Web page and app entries
"""

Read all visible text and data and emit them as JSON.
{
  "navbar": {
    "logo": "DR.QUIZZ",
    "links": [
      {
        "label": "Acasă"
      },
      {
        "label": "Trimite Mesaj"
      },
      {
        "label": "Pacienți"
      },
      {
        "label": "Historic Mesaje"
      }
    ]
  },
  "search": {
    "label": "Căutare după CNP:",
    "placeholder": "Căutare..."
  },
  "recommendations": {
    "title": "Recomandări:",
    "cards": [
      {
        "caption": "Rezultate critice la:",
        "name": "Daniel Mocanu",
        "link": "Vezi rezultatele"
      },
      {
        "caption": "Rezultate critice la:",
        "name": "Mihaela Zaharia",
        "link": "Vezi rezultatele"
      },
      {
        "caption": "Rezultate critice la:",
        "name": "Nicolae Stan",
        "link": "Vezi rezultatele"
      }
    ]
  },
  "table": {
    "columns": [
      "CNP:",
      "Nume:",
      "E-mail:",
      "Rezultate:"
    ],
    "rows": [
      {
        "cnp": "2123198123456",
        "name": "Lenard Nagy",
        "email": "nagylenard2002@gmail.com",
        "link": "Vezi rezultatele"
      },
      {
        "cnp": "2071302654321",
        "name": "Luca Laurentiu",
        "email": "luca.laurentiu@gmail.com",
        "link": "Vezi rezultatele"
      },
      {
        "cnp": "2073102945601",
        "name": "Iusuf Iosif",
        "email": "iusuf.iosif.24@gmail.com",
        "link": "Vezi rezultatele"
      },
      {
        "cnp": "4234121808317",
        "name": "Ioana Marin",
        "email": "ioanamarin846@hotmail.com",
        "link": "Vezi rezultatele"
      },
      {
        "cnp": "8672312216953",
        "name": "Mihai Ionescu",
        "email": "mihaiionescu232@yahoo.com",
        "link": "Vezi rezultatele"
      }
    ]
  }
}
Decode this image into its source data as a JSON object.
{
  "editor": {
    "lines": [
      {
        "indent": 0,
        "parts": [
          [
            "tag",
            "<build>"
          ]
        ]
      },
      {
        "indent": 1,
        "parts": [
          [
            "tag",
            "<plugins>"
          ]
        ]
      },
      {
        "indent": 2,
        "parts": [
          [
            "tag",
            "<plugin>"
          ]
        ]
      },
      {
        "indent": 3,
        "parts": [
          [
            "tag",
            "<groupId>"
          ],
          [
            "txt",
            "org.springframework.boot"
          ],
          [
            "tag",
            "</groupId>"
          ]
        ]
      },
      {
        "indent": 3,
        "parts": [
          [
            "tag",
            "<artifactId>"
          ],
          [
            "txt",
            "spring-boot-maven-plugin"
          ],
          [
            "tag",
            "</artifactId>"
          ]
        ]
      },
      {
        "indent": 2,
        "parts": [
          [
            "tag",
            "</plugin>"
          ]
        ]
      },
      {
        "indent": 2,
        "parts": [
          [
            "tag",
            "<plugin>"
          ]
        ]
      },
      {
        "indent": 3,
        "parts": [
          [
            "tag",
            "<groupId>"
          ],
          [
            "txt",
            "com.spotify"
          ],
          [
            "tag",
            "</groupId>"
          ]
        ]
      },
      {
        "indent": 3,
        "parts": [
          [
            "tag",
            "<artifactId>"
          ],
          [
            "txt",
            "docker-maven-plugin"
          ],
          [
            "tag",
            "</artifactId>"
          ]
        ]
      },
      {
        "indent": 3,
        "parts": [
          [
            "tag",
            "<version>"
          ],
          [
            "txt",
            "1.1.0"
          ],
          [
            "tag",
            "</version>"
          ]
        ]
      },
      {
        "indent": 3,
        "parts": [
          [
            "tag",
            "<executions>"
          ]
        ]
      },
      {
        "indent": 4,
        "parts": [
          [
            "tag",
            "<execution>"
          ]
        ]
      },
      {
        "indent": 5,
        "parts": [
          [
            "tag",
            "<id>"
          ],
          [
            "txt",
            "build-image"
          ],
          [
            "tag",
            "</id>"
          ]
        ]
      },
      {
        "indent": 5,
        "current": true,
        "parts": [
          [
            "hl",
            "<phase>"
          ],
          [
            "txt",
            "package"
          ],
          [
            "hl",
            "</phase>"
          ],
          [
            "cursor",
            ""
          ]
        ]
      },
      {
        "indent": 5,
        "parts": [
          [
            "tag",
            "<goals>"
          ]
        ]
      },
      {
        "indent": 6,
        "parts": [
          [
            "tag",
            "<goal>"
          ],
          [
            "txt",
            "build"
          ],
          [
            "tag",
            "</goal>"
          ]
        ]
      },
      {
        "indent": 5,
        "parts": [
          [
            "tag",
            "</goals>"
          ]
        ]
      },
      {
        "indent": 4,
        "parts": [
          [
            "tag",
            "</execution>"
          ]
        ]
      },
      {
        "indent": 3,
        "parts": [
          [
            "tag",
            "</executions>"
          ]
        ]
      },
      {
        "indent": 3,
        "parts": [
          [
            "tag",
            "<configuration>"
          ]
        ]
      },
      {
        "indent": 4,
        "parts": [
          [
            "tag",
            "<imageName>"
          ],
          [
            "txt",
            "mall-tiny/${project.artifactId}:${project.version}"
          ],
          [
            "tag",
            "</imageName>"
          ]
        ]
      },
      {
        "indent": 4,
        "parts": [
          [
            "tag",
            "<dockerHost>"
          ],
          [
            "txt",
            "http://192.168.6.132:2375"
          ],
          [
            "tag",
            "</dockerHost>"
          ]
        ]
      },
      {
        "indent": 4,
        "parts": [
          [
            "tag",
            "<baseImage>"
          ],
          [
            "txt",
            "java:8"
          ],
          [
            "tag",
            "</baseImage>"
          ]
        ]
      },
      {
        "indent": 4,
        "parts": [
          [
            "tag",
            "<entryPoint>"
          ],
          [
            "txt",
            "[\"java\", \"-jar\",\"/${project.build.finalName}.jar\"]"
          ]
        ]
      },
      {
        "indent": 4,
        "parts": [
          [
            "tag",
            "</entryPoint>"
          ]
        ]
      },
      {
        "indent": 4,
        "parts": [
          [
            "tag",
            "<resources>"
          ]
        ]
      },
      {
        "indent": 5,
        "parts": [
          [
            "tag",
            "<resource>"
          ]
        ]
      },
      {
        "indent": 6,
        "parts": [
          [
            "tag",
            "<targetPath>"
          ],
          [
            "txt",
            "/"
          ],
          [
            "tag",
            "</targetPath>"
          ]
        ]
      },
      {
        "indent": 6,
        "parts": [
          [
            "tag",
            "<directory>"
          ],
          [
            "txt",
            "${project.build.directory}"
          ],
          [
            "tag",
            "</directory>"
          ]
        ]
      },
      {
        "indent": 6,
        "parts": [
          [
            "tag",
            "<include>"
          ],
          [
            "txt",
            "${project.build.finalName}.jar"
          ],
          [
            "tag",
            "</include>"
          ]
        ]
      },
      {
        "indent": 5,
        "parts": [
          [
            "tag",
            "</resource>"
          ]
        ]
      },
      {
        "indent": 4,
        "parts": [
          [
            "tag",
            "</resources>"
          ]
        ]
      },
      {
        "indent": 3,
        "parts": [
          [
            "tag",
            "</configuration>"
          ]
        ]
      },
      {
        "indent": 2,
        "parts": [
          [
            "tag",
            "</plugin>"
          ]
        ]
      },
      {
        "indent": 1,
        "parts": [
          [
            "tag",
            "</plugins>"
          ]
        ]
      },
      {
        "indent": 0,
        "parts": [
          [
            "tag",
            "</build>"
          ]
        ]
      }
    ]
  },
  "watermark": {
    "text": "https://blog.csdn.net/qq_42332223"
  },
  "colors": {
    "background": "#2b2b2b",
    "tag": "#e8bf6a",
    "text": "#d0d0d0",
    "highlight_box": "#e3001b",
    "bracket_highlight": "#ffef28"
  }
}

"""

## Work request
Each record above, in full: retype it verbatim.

## Solution below
Read all visible text and data and emit them as JSON.
{
  "navbar": {
    "logo": "DR.QUIZZ",
    "links": [
      {
        "label": "Acasă"
      },
      {
        "label": "Trimite Mesaj"
      },
      {
        "label": "Pacienți"
      },
      {
        "label": "Historic Mesaje"
      }
    ]
  },
  "search": {
    "label": "Căutare după CNP:",
    "placeholder": "Căutare..."
  },
  "recommendations": {
    "title": "Recomandări:",
    "cards": [
      {
        "caption": "Rezultate critice la:",
        "name": "Daniel Mocanu",
        "link": "Vezi rezultatele"
      },
      {
        "caption": "Rezultate critice la:",
        "name": "Mihaela Zaharia",
        "link": "Vezi rezultatele"
      },
      {
        "caption": "Rezultate critice la:",
        "name": "Nicolae Stan",
        "link": "Vezi rezultatele"
      }
    ]
  },
  "table": {
    "columns": [
      "CNP:",
      "Nume:",
      "E-mail:",
      "Rezultate:"
    ],
    "rows": [
      {
        "cnp": "2123198123456",
        "name": "Lenard Nagy",
        "email": "nagylenard2002@gmail.com",
        "link": "Vezi rezultatele"
      },
      {
        "cnp": "2071302654321",
        "name": "Luca Laurentiu",
        "email": "luca.laurentiu@gmail.com",
        "link": "Vezi rezultatele"
      },
      {
        "cnp": "2073102945601",
        "name": "Iusuf Iosif",
        "email": "iusuf.iosif.24@gmail.com",
        "link": "Vezi rezultatele"
      },
      {
        "cnp": "4234121808317",
        "name": "Ioana Marin",
        "email": "ioanamarin846@hotmail.com",
        "link": "Vezi rezultatele"
      },
      {
        "cnp": "8672312216953",
        "name": "Mihai Ionescu",
        "email": "mihaiionescu232@yahoo.com",
        "link": "Vezi rezultatele"
      }
    ]
  }
}
Decode this image into its source data as a JSON object.
{
  "editor": {
    "lines": [
      {
        "indent": 0,
        "parts": [
          [
            "tag",
            "<build>"
          ]
        ]
      },
      {
        "indent": 1,
        "parts": [
          [
            "tag",
            "<plugins>"
          ]
        ]
      },
      {
        "indent": 2,
        "parts": [
          [
            "tag",
            "<plugin>"
          ]
        ]
      },
      {
        "indent": 3,
        "parts": [
          [
            "tag",
            "<groupId>"
          ],
          [
            "txt",
            "org.springframework.boot"
          ],
          [
            "tag",
            "</groupId>"
          ]
        ]
      },
      {
        "indent": 3,
        "parts": [
          [
            "tag",
            "<artifactId>"
          ],
          [
            "txt",
            "spring-boot-maven-plugin"
          ],
          [
            "tag",
            "</artifactId>"
          ]
        ]
      },
      {
        "indent": 2,
        "parts": [
          [
            "tag",
            "</plugin>"
          ]
        ]
      },
      {
        "indent": 2,
        "parts": [
          [
            "tag",
            "<plugin>"
          ]
        ]
      },
      {
        "indent": 3,
        "parts": [
          [
            "tag",
            "<groupId>"
          ],
          [
            "txt",
            "com.spotify"
          ],
          [
            "tag",
            "</groupId>"
          ]
        ]
      },
      {
        "indent": 3,
        "parts": [
          [
            "tag",
            "<artifactId>"
          ],
          [
            "txt",
            "docker-maven-plugin"
          ],
          [
            "tag",
            "</artifactId>"
          ]
        ]
      },
      {
        "indent": 3,
        "parts": [
          [
            "tag",
            "<version>"
          ],
          [
            "txt",
            "1.1.0"
          ],
          [
            "tag",
            "</version>"
          ]
        ]
      },
      {
        "indent": 3,
        "parts": [
          [
            "tag",
            "<executions>"
          ]
        ]
      },
      {
        "indent": 4,
        "parts": [
          [
            "tag",
            "<execution>"
          ]
        ]
      },
      {
        "indent": 5,
        "parts": [
          [
            "tag",
            "<id>"
          ],
          [
            "txt",
            "build-image"
          ],
          [
            "tag",
            "</id>"
          ]
        ]
      },
      {
        "indent": 5,
        "current": true,
        "parts": [
          [
            "hl",
            "<phase>"
          ],
          [
            "txt",
            "package"
          ],
          [
            "hl",
            "</phase>"
          ],
          [
            "cursor",
            ""
          ]
        ]
      },
      {
        "indent": 5,
        "parts": [
          [
            "tag",
            "<goals>"
          ]
        ]
      },
      {
        "indent": 6,
        "parts": [
          [
            "tag",
            "<goal>"
          ],
          [
            "txt",
            "build"
          ],
          [
            "tag",
            "</goal>"
          ]
        ]
      },
      {
        "indent": 5,
        "parts": [
          [
            "tag",
            "</goals>"
          ]
        ]
      },
      {
        "indent": 4,
        "parts": [
          [
            "tag",
            "</execution>"
          ]
        ]
      },
      {
        "indent": 3,
        "parts": [
          [
            "tag",
            "</executions>"
          ]
        ]
      },
      {
        "indent": 3,
        "parts": [
          [
            "tag",
            "<configuration>"
          ]
        ]
      },
      {
        "indent": 4,
        "parts": [
          [
            "tag",
            "<imageName>"
          ],
          [
            "txt",
            "mall-tiny/${project.artifactId}:${project.version}"
          ],
          [
            "tag",
            "</imageName>"
          ]
        ]
      },
      {
        "indent": 4,
        "parts": [
          [
            "tag",
            "<dockerHost>"
          ],
          [
            "txt",
            "http://192.168.6.132:2375"
          ],
          [
            "tag",
            "</dockerHost>"
          ]
        ]
      },
      {
        "indent": 4,
        "parts": [
          [
            "tag",
            "<baseImage>"
          ],
          [
            "txt",
            "java:8"
          ],
          [
            "tag",
            "</baseImage>"
          ]
        ]
      },
      {
        "indent": 4,
        "parts": [
          [
            "tag",
            "<entryPoint>"
          ],
          [
            "txt",
            "[\"java\", \"-jar\",\"/${project.build.finalName}.jar\"]"
          ]
        ]
      },
      {
        "indent": 4,
        "parts": [
          [
            "tag",
            "</entryPoint>"
          ]
        ]
      },
      {
        "indent": 4,
        "parts": [
          [
            "tag",
            "<resources>"
          ]
        ]
      },
      {
        "indent": 5,
        "parts": [
          [
            "tag",
            "<resource>"
          ]
        ]
      },
      {
        "indent": 6,
        "parts": [
          [
            "tag",
            "<targetPath>"
          ],
          [
            "txt",
            "/"
          ],
          [
            "tag",
            "</targetPath>"
          ]
        ]
      },
      {
        "indent": 6,
        "parts": [
          [
            "tag",
            "<directory>"
          ],
          [
            "txt",
            "${project.build.directory}"
          ],
          [
            "tag",
            "</directory>"
          ]
        ]
      },
      {
        "indent": 6,
        "parts": [
          [
            "tag",
            "<include>"
          ],
          [
            "txt",
            "${project.build.finalName}.jar"
          ],
          [
            "tag",
            "</include>"
          ]
        ]
      },
      {
        "indent": 5,
        "parts": [
          [
            "tag",
            "</resource>"
          ]
        ]
      },
      {
        "indent": 4,
        "parts": [
          [
            "tag",
            "</resources>"
          ]
        ]
      },
      {
        "indent": 3,
        "parts": [
          [
            "tag",
            "</configuration>"
          ]
        ]
      },
      {
        "indent": 2,
        "parts": [
          [
            "tag",
            "</plugin>"
          ]
        ]
      },
      {
        "indent": 1,
        "parts": [
          [
            "tag",
            "</plugins>"
          ]
        ]
      },
      {
        "indent": 0,
        "parts": [
          [
            "tag",
            "</build>"
          ]
        ]
      }
    ]
  },
  "watermark": {
    "text": "https://blog.csdn.net/qq_42332223"
  },
  "colors": {
    "background": "#2b2b2b",
    "tag": "#e8bf6a",
    "text": "#d0d0d0",
    "highlight_box": "#e3001b",
    "bracket_highlight": "#ffef28"
  }
}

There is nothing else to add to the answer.